Opposition spokesperson on health issues, Daniel Cummings, has welcomed the Medical Laboratories Bill passed in parliament on Tuesday, but noted to lawmakers that the law is silent on the quality of staff employed at these laboratories.
“… there is nothing in this bill that controls the quality of staff that an institution may have to actually perform the test,” said Cummings, who spoke in support of the bill.
“You could have a laboratory that has a proprietor who is very competent and meets the requirements. But there isn’t any further requirement for those persons who are performing the tests to undergo the necessary level of training and continue training,” the West Kingstown MP noted.
He said he was making the point because “because one can easily understand, at the lower levels, somebody receiving a sample and simply not following critical procedural details can lead to contamination of samples resulting in false negative or positive results”.
Cummings said he thinks it is “important that we dig deeper to make sure that the laboratories have a system in place that ensures that at all stages, at every stage of the procedure, the competent staff has some overview.
“I say this with a little bit of trepidation because some people might interpret it in the wrong way. In the world we live in today, the efficient handling of samples and the way laboratories operate is crucial to the delivery of healthcare, false positive or false negative results can have severe implications for the patient.”
He said the law was being passed “in the context of a failed health system in our country where members of the public are finding it increasingly difficult to avail themselves of services in the public sector, for the want of resources, be it medication, be it supplies, whatever. “
Cummings said that the opposition has “absolutely no quarrel, in principle, with the regulation of private laboratories.
“It is a necessary step,” he said, adding, “Importantly, members of the public will have an opportunity to see if the private laboratory is in fact licensed or if that license has been revoked.”
He said this becomes critical “because no one wants to be able to put their lives in the hands of people who are not competent to do quality work for them”
The lawmaker, however, pointed out that under the law, the government’s laboratory is not subjected to the same scrutiny as private laboratories.
The training of the laboratory staff and the monitoring of laboratory staff, whether in the public or the private sector is one of the key components of an efficient laboratory system,” Cummings told Parliament.
He said he had not seen this borne out in the legislation.
“And again, it does not mean because it is not in the legislation, that laboratories aren’t doing it,” Cummings said.
“But, more importantly, for those laboratories that do not pay sufficient attention to this level of detail, I believe it’s imperative that that kind of monitoring be included by the council,” he said, referring to the Medical Laboratories Council, the establishment of which the law mandates.
Cummings said that while the opposition supports the establishment of such a council, a number of such councils already exist in the medical field and are responsible for the licensing and registration of medical practitioners and other medical facilities.
“And one wonders in the interests of efficiency, it would be better to incorporate this additional responsibility in an existing entity.”
He said that the “small piece of legislation” requires a lot of staff, at the level of the board, the administration of the council, the accounting staff, and the human resources staff.
The opposition lawmaker said the government’s wage bill, excluding transfers, accounts for significantly more than half of all revenues.
“And it requires us therefore to be more efficient in the use of our people,” he said, adding that he had suggested at the level of the select committee of Parliament that the Bureau of Standards or another established entity under the Ministry of Health perform this role.
Cummings said he was not suggesting that the Medical Laboratories Council was not important.
“… but I am concerned about having to establish another entity with all that goes with it, the establishment of the board, of payments, the requirements for staff etc., etc.”
He further noted that the council will be required to have its finances audited by the director of Audit.
He suggested that the council’s financial year not run from January to December, “and give the entity a better chance of having its accounts audited properly”.
I agree with the member ( for once). We need to stop creating new councils ehen there are existing councils that ate under utilized.

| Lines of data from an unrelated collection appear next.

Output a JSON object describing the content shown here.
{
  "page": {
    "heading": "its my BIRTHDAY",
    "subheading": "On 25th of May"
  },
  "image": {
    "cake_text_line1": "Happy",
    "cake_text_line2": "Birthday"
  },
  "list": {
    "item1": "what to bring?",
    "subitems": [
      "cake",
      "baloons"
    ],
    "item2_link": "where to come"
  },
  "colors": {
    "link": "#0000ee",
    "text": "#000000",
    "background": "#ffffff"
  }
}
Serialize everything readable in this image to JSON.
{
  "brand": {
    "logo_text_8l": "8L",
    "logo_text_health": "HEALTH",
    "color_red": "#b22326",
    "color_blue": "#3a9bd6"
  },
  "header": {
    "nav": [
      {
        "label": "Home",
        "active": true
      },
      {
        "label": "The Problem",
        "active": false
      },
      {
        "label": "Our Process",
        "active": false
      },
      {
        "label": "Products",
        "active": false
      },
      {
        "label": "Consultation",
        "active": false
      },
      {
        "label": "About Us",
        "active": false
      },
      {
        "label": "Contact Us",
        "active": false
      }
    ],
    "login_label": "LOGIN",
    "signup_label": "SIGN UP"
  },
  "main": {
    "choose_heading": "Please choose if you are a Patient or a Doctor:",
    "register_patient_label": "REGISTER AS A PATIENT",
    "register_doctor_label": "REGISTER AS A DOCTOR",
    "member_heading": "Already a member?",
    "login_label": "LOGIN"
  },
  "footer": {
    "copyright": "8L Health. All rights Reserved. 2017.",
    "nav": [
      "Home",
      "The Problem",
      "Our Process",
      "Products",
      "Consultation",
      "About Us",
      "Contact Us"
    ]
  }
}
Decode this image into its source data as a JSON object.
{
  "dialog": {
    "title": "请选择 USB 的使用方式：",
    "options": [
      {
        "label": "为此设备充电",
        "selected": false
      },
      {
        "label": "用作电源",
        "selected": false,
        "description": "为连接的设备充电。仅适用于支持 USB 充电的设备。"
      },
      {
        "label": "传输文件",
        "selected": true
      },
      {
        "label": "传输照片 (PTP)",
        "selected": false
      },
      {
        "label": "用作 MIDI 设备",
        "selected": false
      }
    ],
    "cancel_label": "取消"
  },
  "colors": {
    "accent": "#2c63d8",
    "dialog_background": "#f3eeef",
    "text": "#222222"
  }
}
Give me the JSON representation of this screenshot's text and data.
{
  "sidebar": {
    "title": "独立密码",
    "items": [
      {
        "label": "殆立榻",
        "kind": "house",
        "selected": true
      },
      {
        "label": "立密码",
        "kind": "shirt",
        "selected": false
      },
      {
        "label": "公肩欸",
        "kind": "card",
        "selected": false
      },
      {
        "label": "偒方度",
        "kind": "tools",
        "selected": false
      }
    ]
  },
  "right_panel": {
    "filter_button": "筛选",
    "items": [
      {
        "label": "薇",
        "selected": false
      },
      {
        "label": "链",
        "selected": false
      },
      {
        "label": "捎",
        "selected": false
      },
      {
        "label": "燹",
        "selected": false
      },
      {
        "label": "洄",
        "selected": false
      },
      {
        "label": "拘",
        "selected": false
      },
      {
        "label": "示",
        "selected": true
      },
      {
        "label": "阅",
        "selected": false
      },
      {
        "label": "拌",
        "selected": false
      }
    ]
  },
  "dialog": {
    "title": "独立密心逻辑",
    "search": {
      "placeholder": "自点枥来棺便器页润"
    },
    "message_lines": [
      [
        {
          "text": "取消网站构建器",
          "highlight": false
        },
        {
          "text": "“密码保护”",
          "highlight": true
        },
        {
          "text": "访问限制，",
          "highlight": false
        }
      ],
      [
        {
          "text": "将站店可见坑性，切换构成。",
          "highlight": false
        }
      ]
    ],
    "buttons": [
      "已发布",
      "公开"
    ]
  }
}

These councils are already staffed with competent person. When matters pertaining to pharmacies are to be discussed, additional experts can be added to presentfindibgs that can help guide the decision making process.
Comments are closed.